Urban Everesting: Mark Cramer

Urban Everesting: Mark Cramer


Hikers and armchair explorers alike, discover:

  • The American city where the urban hiker can equal the elevation of a Mount Everest climb by simply scaling all the public stairways.
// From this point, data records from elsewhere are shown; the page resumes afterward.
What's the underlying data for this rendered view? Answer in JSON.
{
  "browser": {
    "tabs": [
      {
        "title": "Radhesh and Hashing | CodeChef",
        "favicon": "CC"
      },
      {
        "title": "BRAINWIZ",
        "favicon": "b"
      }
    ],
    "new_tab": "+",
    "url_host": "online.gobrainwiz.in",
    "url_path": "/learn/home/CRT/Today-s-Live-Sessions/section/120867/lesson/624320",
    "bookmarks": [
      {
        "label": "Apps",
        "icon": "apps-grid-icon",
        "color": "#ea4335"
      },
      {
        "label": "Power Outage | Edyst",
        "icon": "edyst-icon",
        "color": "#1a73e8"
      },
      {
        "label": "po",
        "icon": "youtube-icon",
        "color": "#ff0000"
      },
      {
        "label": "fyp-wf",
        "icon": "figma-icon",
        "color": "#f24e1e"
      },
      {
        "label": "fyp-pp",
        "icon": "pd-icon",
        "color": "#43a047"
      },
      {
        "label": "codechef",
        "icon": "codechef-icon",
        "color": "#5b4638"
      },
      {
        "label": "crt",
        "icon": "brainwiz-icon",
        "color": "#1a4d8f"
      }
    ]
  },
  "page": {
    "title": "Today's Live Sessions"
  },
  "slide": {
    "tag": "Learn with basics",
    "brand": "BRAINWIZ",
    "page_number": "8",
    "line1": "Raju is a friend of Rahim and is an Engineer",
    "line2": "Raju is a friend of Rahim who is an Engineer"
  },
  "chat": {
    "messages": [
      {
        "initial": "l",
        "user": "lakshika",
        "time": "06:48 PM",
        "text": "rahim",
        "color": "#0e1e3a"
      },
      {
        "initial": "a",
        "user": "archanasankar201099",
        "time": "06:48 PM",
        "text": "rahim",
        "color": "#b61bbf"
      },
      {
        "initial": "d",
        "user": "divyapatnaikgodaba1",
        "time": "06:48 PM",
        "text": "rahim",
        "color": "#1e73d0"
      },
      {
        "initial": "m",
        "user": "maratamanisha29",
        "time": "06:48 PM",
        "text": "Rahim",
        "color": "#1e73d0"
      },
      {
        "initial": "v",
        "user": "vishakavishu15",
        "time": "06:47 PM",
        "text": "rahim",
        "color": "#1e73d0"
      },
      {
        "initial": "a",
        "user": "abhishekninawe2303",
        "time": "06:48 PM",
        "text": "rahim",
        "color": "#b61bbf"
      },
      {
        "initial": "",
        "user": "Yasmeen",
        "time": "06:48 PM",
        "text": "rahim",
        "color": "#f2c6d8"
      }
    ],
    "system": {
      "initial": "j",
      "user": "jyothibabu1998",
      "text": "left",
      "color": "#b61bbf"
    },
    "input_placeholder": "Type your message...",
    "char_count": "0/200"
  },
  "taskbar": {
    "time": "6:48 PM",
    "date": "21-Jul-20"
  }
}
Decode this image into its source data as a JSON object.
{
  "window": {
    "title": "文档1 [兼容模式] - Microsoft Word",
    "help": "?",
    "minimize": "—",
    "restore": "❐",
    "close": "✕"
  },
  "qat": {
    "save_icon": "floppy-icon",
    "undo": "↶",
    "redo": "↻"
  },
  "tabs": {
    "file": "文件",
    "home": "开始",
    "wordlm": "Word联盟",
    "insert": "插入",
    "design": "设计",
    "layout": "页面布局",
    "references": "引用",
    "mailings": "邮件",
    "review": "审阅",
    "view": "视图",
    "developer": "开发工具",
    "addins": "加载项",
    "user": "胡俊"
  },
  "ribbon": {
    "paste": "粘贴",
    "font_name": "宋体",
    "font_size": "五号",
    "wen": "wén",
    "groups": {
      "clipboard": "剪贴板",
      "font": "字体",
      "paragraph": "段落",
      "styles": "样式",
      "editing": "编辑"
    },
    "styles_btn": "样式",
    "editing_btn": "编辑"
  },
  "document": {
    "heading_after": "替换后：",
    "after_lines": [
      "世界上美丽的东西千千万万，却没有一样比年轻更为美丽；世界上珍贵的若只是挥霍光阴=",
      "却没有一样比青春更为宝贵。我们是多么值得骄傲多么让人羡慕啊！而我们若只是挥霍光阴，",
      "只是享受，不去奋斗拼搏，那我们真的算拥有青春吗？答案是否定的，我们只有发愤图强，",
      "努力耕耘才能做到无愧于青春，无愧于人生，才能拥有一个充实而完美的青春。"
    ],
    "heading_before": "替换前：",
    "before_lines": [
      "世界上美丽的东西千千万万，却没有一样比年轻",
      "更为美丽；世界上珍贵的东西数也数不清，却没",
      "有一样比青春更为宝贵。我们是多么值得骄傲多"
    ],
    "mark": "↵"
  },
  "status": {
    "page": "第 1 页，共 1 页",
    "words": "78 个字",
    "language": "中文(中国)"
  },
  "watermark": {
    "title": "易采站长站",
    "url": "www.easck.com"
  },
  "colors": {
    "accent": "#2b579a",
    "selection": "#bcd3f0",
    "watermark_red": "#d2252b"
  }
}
Nope, it’s not San Francisco.
  • The place in South America that is higher than the peak of Mount Everest.
  • Cities where you can climb 3,000-foot mountains within the city limits.
  • A city with 7 hills with panoramic views, where all the sidewalks are made of intricate mosaic tiles.
  • A city where you can walk coast to coast, within city limits.
  • The city with the largest urban forest in the USA.
  • The place where you can trace the steps of Laurel and Hardy when they tried so hard to deliver a piano up a public staircase.
  • The major city where you can walk a long distance without coming upon a traffic light or crossing a street.

And other surprises throughout Urban Everesting.

Comments on earlier urban-themed writing by Mark Cramer:

“Mark Cramer is a seasoned expert in urban anatomy.” Ray Oldenburg, urbanologist and author of the classic The Great Good Place

“Urban planners and designers can learn a lot from the elements listed in Cramer’s rating scheme about what makes places cool.” -Urban Ecologist, Journal

Author Mark Cramer

Mark Cramer is still living an adventurous and joyously low-carbon life with his daring wife, Martha. He’s had over 50 jobs (so far), on three different continents, including university professor, bilingual translator/interpreter in courts of justice, urban farmer and even studious horseplayer, where his meager but gratifying profits reflect an avocation for calculated risk.

His FunkyTowns USA (1995), “a lesson in preserving human habitat” according to esteemed sociologist Ray Oldenberg, has the distinction of likely being the only book to have been reviewed in both scholarly journals and a supermarket tabloid.  He’s written books and articles on adventure travel, horse racing and cycling as transportation.

Mark began writing Old Man on a Green Bike 19 years ago, when he first set out to do all his commuting and much of his vacationing on a bicycle.